EXERCISE:
Write out every entry exactly; the pictures do not belong in the copy.

DATASET ENTRIES:

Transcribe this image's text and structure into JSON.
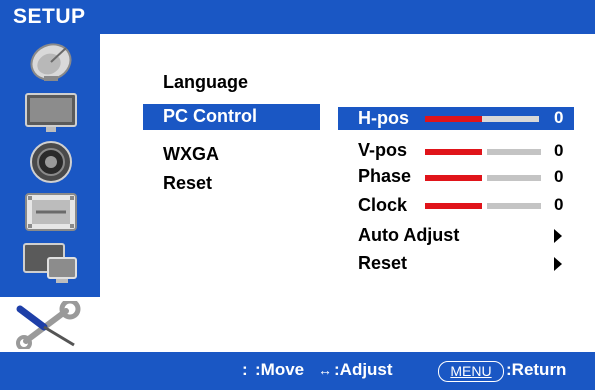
{
  "title": "SETUP",
  "sidebar": {
    "icons": [
      "satellite-dish-icon",
      "monitor-icon",
      "speaker-icon",
      "film-strip-icon",
      "pip-screen-icon",
      "tools-icon"
    ],
    "selected": "tools-icon"
  },
  "menu": {
    "items": [
      "Language",
      "PC Control",
      "WXGA",
      "Reset"
    ],
    "selected": "PC Control"
  },
  "submenu": {
    "sliders": [
      {
        "label": "H-pos",
        "value": "0",
        "fill": 0.5
      },
      {
        "label": "V-pos",
        "value": "0",
        "fill": 0.5
      },
      {
        "label": "Phase",
        "value": "0",
        "fill": 0.5
      },
      {
        "label": "Clock",
        "value": "0",
        "fill": 0.5
      }
    ],
    "actions": [
      "Auto Adjust",
      "Reset"
    ],
    "selected": "H-pos"
  },
  "hints": {
    "move": ":Move",
    "move_symbol": ":",
    "adjust": ":Adjust",
    "adjust_symbol": "↔",
    "menu_key": "MENU",
    "return": ":Return"
  },
  "colors": {
    "accent": "#1a57c4",
    "slider_fill": "#e0141a",
    "slider_track": "#c4c4c4",
    "text": "#000000",
    "selected_text": "#ffffff"
  }
}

OUTPUT BELOW:
Transcribe this image's text and structure into JSON.
{
  "title": "SETUP",
  "sidebar": {
    "icons": [
      "satellite-dish-icon",
      "monitor-icon",
      "speaker-icon",
      "film-strip-icon",
      "pip-screen-icon",
      "tools-icon"
    ],
    "selected": "tools-icon"
  },
  "menu": {
    "items": [
      "Language",
      "PC Control",
      "WXGA",
      "Reset"
    ],
    "selected": "PC Control"
  },
  "submenu": {
    "sliders": [
      {
        "label": "H-pos",
        "value": "0",
        "fill": 0.5
      },
      {
        "label": "V-pos",
        "value": "0",
        "fill": 0.5
      },
      {
        "label": "Phase",
        "value": "0",
        "fill": 0.5
      },
      {
        "label": "Clock",
        "value": "0",
        "fill": 0.5
      }
    ],
    "actions": [
      "Auto Adjust",
      "Reset"
    ],
    "selected": "H-pos"
  },
  "hints": {
    "move": ":Move",
    "move_symbol": ":",
    "adjust": ":Adjust",
    "adjust_symbol": "↔",
    "menu_key": "MENU",
    "return": ":Return"
  },
  "colors": {
    "accent": "#1a57c4",
    "slider_fill": "#e0141a",
    "slider_track": "#c4c4c4",
    "text": "#000000",
    "selected_text": "#ffffff"
  }
}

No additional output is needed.